(Description of the task) Which lines of the records below contain the word "snippet"? Copy each of them out.

(Saved entries)
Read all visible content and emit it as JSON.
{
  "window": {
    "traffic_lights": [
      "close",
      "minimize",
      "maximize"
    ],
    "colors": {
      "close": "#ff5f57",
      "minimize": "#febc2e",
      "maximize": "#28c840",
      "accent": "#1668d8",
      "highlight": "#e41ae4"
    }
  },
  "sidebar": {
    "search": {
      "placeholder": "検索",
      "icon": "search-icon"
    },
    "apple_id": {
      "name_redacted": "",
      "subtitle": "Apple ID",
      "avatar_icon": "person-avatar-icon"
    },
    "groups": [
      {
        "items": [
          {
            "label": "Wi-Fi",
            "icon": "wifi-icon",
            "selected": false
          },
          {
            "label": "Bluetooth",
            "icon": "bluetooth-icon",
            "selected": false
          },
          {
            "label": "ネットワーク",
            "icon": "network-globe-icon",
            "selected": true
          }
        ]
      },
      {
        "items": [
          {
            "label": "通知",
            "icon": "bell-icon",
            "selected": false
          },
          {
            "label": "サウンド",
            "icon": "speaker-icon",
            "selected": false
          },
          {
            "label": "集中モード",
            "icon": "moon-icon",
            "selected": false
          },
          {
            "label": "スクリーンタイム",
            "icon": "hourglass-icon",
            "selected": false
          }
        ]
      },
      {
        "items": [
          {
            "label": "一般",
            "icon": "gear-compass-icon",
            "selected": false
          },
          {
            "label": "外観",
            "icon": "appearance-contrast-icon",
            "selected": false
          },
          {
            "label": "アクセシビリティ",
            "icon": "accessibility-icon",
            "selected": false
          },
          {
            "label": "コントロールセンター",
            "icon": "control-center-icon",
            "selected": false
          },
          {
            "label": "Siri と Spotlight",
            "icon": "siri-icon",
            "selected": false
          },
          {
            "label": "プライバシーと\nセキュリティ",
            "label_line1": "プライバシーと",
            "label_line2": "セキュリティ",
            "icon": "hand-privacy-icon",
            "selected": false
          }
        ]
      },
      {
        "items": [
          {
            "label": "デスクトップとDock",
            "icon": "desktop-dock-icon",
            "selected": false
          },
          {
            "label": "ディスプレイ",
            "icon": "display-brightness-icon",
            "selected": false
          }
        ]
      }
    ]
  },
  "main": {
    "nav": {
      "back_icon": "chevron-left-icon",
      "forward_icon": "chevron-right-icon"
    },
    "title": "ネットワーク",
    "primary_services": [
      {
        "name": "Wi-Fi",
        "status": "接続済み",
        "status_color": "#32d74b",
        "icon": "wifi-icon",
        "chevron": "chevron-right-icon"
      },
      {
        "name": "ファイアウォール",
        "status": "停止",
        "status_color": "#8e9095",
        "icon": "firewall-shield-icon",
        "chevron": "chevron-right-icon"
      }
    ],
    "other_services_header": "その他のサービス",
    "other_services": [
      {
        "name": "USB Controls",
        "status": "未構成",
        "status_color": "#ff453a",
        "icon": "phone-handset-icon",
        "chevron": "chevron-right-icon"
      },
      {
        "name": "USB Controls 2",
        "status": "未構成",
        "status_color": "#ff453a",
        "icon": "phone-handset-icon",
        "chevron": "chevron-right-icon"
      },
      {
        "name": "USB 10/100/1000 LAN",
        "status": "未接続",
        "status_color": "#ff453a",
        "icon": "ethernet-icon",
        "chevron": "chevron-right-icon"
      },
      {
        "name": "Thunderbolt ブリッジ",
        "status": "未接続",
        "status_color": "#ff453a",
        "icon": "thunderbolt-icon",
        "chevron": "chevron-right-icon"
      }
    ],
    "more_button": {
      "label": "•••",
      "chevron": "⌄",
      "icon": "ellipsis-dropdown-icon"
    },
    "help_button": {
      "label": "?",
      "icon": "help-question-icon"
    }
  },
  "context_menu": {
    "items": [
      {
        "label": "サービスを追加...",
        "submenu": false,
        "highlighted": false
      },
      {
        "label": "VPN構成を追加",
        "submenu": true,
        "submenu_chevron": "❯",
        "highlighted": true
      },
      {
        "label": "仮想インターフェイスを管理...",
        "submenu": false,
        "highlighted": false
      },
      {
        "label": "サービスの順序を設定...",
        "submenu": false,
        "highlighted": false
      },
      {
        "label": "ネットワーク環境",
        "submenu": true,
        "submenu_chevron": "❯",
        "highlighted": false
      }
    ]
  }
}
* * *
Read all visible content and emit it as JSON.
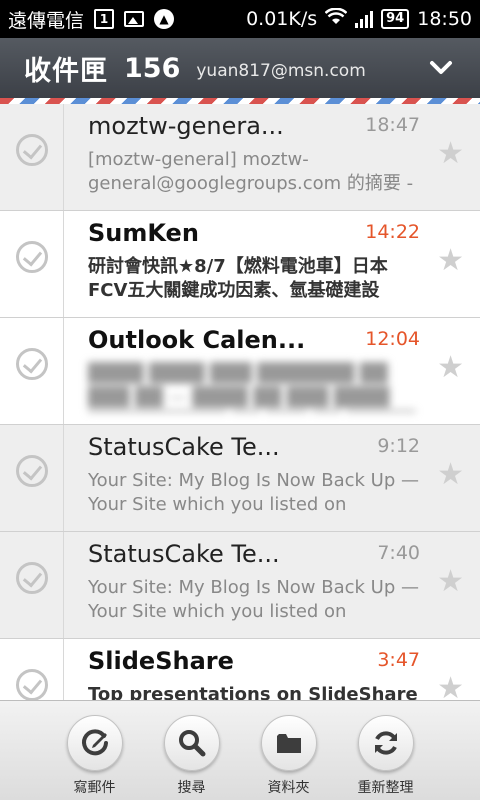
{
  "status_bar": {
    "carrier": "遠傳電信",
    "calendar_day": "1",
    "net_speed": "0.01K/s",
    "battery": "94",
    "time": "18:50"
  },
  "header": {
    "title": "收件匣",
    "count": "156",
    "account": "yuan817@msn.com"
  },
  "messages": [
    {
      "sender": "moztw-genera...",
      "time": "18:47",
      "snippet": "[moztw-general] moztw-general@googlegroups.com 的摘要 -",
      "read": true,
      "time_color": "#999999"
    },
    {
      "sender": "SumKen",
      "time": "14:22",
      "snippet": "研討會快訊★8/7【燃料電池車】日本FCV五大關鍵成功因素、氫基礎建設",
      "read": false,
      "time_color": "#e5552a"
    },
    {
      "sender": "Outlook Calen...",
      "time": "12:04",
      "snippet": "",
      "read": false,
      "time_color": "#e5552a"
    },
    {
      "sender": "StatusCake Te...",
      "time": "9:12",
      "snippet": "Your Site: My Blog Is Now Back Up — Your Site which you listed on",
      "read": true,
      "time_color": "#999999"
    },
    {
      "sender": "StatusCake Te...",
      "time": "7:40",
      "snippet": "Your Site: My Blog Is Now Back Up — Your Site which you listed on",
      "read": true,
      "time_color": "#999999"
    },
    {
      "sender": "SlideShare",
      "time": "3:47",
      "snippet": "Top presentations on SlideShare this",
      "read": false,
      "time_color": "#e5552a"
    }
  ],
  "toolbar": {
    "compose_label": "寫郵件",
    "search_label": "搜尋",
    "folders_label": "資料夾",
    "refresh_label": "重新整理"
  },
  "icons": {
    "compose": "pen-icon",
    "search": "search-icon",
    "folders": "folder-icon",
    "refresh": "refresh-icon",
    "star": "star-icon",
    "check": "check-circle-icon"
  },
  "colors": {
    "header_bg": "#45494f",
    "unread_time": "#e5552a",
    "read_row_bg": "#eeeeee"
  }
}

(Answer box)
      "snippet": "[moztw-general] moztw-general@googlegroups.com 的摘要 -",
      "snippet": "研討會快訊★8/7【燃料電池車】日本FCV五大關鍵成功因素、氫基礎建設",
      "snippet": "",
      "snippet": "Your Site: My Blog Is Now Back Up — Your Site which you listed on",
      "snippet": "Your Site: My Blog Is Now Back Up — Your Site which you listed on",
      "snippet": "Top presentations on SlideShare this",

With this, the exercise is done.